EXERCISE GOAL:
Your job is to report every line of the entries that has "details".

──────── EXERCISE DATA ────────

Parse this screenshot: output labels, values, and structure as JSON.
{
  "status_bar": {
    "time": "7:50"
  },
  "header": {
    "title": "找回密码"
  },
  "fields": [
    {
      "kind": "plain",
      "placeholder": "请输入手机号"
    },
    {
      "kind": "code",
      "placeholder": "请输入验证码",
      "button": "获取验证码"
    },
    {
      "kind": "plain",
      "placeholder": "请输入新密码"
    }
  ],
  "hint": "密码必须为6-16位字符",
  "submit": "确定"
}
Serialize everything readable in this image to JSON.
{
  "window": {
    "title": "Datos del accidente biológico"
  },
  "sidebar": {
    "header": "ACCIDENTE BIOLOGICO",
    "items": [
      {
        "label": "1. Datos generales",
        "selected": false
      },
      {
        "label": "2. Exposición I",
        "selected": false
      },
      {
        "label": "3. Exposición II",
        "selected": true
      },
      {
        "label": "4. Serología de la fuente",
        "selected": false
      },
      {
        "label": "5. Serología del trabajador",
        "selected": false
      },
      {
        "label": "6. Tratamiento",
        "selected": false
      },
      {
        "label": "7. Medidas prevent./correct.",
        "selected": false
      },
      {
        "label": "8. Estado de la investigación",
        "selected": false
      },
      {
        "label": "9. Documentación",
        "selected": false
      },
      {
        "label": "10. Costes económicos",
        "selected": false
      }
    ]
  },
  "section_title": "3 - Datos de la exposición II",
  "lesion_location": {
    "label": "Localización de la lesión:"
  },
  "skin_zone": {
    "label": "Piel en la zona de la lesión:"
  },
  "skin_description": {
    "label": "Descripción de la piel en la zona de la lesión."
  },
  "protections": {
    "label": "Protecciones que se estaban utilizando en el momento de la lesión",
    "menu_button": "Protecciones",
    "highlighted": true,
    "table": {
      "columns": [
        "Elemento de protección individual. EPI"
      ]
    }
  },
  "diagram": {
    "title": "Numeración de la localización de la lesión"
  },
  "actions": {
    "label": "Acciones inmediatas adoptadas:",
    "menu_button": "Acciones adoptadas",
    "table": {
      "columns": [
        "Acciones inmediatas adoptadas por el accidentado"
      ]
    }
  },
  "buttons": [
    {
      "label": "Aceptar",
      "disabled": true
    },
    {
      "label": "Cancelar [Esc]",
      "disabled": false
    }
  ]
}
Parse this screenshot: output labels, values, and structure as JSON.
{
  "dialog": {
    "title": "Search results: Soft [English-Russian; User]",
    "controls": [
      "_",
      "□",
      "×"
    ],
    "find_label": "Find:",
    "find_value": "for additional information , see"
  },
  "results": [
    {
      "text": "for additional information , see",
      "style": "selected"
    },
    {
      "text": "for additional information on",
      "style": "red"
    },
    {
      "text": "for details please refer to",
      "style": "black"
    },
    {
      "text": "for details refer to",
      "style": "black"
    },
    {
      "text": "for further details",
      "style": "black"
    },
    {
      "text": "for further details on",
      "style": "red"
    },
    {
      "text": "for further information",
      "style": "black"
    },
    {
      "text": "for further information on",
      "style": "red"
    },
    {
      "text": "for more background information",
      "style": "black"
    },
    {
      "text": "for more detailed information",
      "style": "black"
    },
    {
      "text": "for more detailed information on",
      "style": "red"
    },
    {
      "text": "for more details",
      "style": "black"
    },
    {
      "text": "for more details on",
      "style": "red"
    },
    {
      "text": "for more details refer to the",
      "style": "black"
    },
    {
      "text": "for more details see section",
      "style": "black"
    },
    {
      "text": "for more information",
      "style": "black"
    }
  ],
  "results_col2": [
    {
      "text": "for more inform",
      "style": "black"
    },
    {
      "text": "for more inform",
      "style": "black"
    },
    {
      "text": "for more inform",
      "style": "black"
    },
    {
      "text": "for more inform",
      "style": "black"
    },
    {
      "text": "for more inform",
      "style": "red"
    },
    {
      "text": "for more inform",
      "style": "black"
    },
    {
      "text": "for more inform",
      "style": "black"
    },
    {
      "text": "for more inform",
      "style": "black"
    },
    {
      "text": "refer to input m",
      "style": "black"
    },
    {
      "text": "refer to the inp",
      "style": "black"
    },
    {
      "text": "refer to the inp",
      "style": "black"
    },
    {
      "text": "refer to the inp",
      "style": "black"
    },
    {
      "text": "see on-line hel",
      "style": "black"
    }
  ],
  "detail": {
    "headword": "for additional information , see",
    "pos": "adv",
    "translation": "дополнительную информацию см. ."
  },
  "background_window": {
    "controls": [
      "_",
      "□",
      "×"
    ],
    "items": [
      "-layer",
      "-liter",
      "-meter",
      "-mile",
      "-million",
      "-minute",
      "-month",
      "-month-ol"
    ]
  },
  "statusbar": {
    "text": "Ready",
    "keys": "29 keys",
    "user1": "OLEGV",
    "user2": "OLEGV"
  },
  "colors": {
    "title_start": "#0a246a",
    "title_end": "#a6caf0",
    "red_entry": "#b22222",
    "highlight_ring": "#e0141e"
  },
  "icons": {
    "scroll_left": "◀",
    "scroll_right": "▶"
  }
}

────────

EXPECTED ANSWER:
      "text": "for details please refer to",
      "text": "for details refer to",
      "text": "for further details",
      "text": "for further details on",
      "text": "for more details",
      "text": "for more details on",
      "text": "for more details refer to the",
      "text": "for more details see section",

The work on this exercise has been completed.